- [Show abstract] [Hide abstract]
ABSTRACT: One hundred and forty consecutive patients who sustained proven spontaneous subarachnoid hemorrhage (SAH) with negative cerebral panangiography were studied retrospectively. Attention was directed to the presence, amount, and distribution of subarachnoid blood on computerized tomography (CT) scans. It was determined that the finding of blood on CT had a significant association with clinical grade, loss of consciousness, ventricular ratio, fixed ischemic deficit, and total of all complications, but not with epilepsy, hypertension (previously known or detected on admission), treated hydrocephalus, rebleeding, angiographic spasm, and eventual outcome (which was generally excellent on follow-up examination). The distribution of blood, predominantly around the basal cisterns, suggests leakage from ventriculostriate and thalamoperforating vessels as the cause of SAH, and closer study of these vessels is suggested.Journal of Neurosurgery 05/1986; 64(4):537-42. · 3.23 Impact Factor
- [Show abstract] [Hide abstract]
ABSTRACT: 65 patients with negative but technically satisfactory 4 vessel angiography - all admitted to our Department in the years 1976-1983 - were evaluated in the present study. CT scan was undertaken in all cases (in 47 cases within 4 days of haemorrhage). Arterial hypertension was present on admission in 9% of cases. The period of follow-up ranged from 4 to 11 years, with a mean of 5.3 years. The study group was compared to a control group, comprising 760 patients with subarachnoid haemorrhage from ruptured aneurysms, admitted during the same period. Clinical grade on admission (Hunt's classification) was better in patients belonging to the study group. The amount of cisternal deposition on CT scan was less significant than in patients with ruptured aneurysms, and the deposition was often atypical (circumpeduncular, ambiental, and/or tentorial). Clinical deterioration associated with vasospasm was observed in 5% of patients in this study and in 27% of patients in the control group. In patients with a consistent or thick cisternal layer (CT scan "at risk") the incidence of clinical vasospasm was 21%, against 47% in controls.

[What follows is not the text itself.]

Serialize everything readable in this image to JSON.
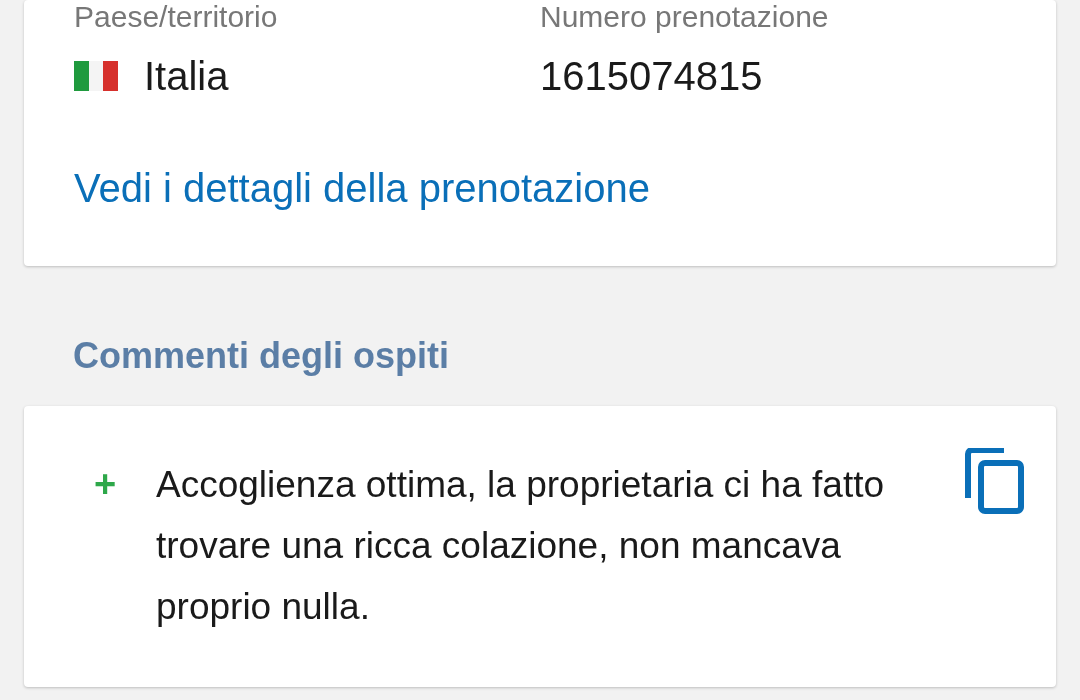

One or more rebleedings occurred in 12% of patients in the study group, against 25% of patients in the control group. A significant ventricular dilatation was observed in 15% of patients in the first group (requiring a shunt in 8%), against 25% of patients in the second group (requiring a shunt in 11%). Final outcome was favourable in 95% of patients in this study group and in 63% of patients in the control group, with a mortality rate of 5% in the first group and 32% in the second group.Acta Neurochirurgica 02/1989; 97(1-2):31-9. · 1.79 Impact Factor